Strecker, Dorothea (2022). Quality of metadata describing research data and the influence of repository characteristics. Young Information Scientist 7, 13-27. https://doi.org/10.25365/yis-2022-7-2
Objective — This article captures the status quo of metadata for research data, and identifies factors at the repository level that influence metadata quality.
Methods — Based on a joint analysis of DataCite metadata records and re3data repository descriptions, this paper evaluates the quality of metadata records describing research data and analyzes differences in metadata quality between repositories of different types and between repositories with or without formal certification to determine if these factors correlate with high metadata quality.

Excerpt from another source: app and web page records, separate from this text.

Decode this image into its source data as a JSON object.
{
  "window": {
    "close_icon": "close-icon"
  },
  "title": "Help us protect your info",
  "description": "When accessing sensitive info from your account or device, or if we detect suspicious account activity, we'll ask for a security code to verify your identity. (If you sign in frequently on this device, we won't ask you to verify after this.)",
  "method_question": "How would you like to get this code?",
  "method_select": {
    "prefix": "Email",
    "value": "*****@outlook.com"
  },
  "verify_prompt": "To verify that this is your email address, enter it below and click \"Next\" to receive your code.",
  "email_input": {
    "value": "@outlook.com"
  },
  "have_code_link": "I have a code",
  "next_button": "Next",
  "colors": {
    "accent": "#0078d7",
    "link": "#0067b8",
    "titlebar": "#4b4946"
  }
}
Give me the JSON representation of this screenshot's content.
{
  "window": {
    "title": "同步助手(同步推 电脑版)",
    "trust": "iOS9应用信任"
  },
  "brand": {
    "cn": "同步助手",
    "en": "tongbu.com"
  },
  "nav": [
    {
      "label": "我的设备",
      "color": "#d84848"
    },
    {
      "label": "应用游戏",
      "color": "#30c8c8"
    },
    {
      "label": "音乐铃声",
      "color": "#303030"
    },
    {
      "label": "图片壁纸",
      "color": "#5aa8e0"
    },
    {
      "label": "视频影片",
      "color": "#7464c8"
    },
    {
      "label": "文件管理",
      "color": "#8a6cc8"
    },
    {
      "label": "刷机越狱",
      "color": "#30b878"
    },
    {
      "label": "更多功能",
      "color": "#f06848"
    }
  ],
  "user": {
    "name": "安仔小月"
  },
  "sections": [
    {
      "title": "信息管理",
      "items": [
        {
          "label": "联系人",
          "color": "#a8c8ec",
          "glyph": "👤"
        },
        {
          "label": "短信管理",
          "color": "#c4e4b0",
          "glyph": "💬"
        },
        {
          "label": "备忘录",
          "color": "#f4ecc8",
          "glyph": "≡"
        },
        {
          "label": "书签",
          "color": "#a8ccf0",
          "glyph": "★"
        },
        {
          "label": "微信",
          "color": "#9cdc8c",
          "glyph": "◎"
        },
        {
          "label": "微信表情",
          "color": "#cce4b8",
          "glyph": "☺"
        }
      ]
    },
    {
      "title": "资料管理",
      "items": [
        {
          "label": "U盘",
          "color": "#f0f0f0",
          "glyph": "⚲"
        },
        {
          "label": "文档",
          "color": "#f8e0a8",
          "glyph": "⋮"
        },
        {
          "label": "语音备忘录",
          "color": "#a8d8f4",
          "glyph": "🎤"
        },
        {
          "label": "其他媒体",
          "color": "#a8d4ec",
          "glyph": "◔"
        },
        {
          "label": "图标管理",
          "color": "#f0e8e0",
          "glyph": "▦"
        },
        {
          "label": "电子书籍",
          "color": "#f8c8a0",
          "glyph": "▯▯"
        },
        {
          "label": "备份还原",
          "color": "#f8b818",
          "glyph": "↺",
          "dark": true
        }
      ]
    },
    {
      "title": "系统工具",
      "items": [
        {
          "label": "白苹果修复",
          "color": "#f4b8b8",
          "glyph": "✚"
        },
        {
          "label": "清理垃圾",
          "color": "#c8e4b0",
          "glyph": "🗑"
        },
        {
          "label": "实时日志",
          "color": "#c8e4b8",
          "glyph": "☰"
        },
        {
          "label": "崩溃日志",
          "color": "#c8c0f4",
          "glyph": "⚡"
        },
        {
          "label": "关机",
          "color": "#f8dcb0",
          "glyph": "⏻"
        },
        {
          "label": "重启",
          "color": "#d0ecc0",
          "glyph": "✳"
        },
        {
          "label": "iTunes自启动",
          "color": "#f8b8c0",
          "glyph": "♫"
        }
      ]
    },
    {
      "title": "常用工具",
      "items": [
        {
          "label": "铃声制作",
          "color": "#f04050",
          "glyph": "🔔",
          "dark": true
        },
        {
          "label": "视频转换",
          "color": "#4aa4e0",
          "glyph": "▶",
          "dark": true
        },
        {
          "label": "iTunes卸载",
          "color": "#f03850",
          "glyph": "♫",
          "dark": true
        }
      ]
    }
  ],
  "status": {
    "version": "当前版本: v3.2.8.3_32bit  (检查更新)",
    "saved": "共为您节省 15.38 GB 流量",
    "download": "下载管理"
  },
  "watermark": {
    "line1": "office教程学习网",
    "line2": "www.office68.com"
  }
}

Results — Of individual metadata elements, mandatory elements are used most frequently, followed by recommended and optional elements. More than half of all metadata elements are used in less than 5 % of metadata records. With the exception of related identifiers, persistent identifiers are rarely used. The average descriptions has 487.3 characters. On average, 18.7 elements are used in metadata records, which corresponds to 24.7 % of the elements available. The homogeneity of metadata records varies considerably between repositories, on average, 50.9 % of metadata records use the same common set of metadata elements. The analysis revealed statistically significant differences across repositories of varying type and
certification status in the use of individual metadata elements, the comprehensiveness of descriptions, and the completeness of metadata records.
Conclusion — This paper presents a first systematic analysis of metadata quality for research data and the influence of repository characteristics on metadata quality. It discusses difficulties of using a generic metadata schema for describing diverse research data. The results show that some repositories appear to have established successful metadata practices and workflows, but some metadata elements remain underused. There is evidence of repository type and certification status affecting metadata quality, but more research is needed to identify specific factors.